Box cover art of an invitation to the First International Contest of Mediums for the tabletop game Divinarevia Board Game Geek

26. Divinare (2012)

  • Player count: 2-4
  • Run time: 30 min.
  • Publisher: Asmodee
  • Mechanics: Card drafting, hand management, memory

Card counting will only get you so far in this game. Four suits of cards are divided between the players and each player sets two cards aside, face-down before play begins. Each card played to a pool requires the player to also bid on how many cards will be in the pool at the end of the round. After all player’s hands have been divied out, the cards set out at the beginning of the round are played. This game can feel a bit like divination as you account for your hand, your opponents’ cards, recalling which cards you set aside, and intuiting which cards your opponents’ chose to set aside.

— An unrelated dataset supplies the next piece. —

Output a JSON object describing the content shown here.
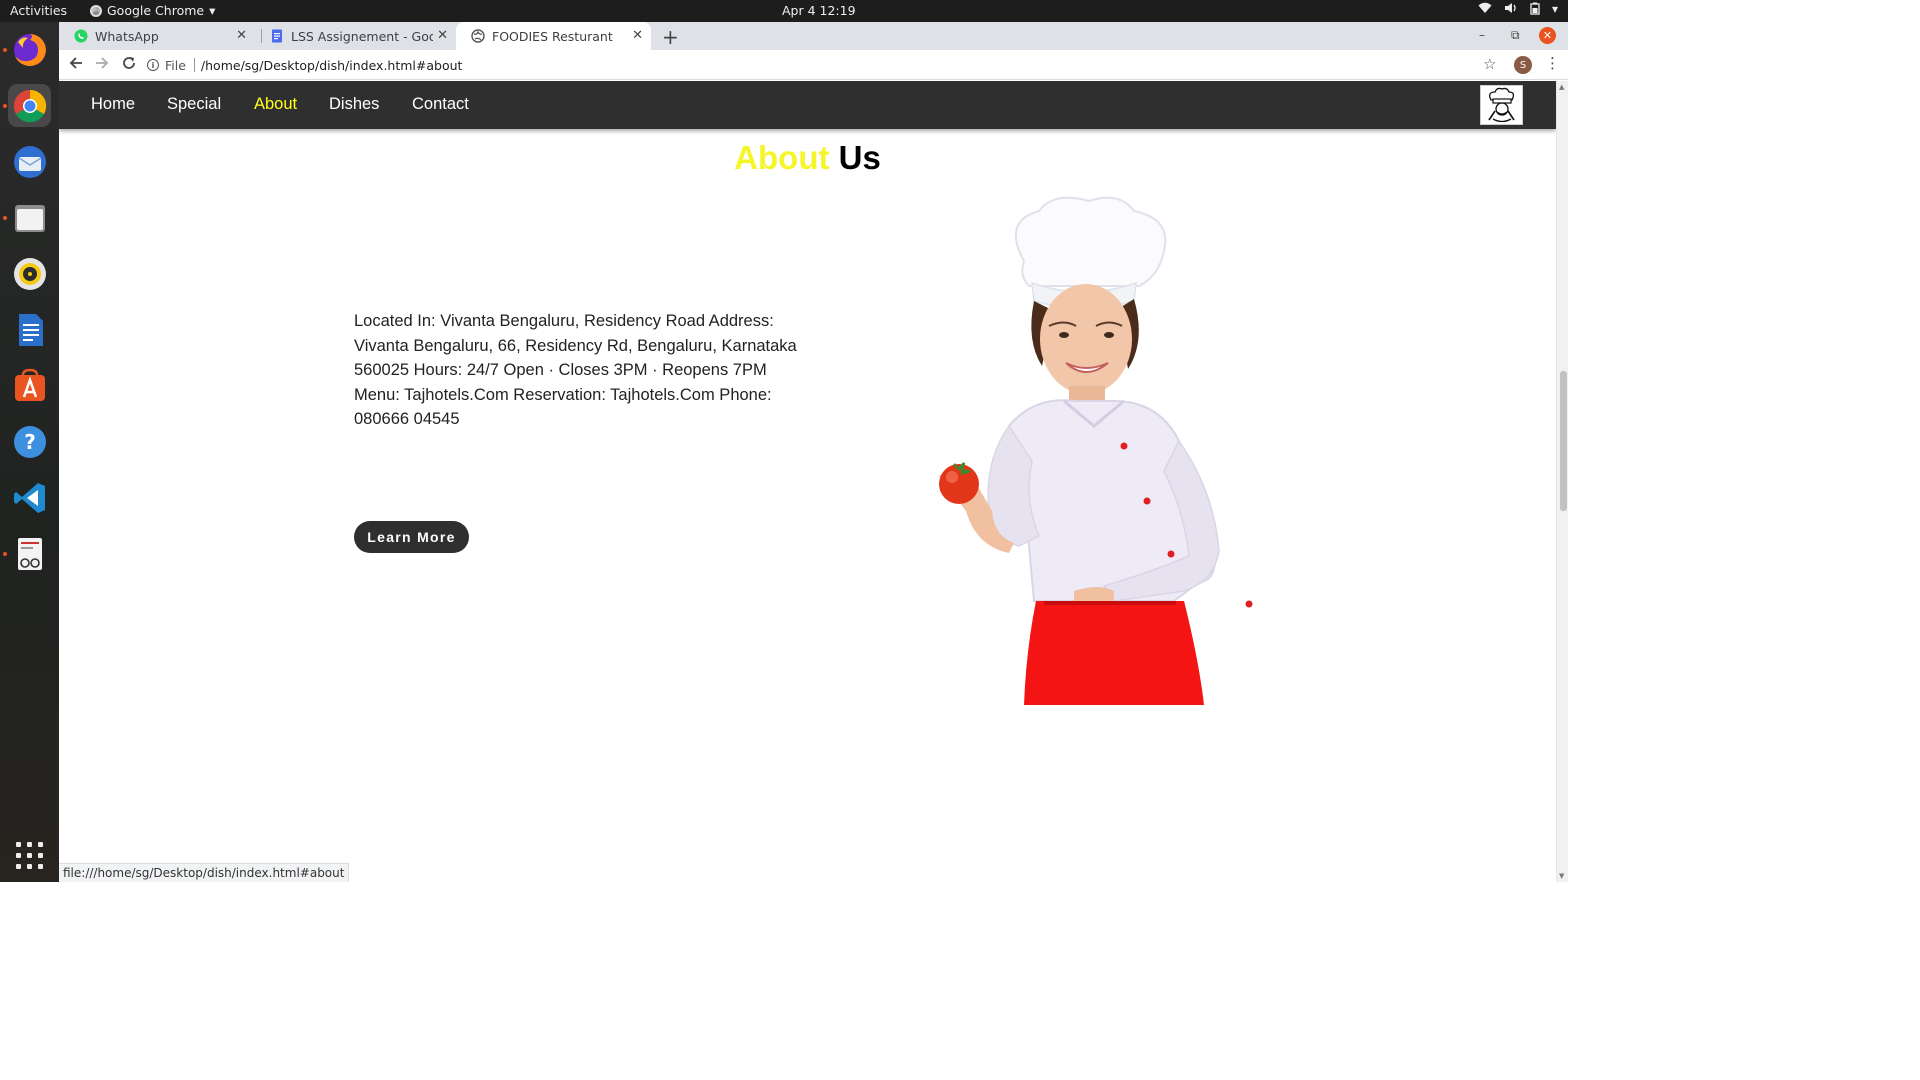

           A GIF of Vizzini from The Princess Bride giving a convoluted explanation to the Dread Pirate Roberts as to why he cannot trust the wine in his own cup.   via Thank God For Internal Monologue


We almost doubled our plays in February so this challenge may end up being more than 104! But don’t worry, I think we’ll have more than enough to share. Tell me which games you think look the most interesting and be sure to follow the #104Gamesin52 tag over on Instagram.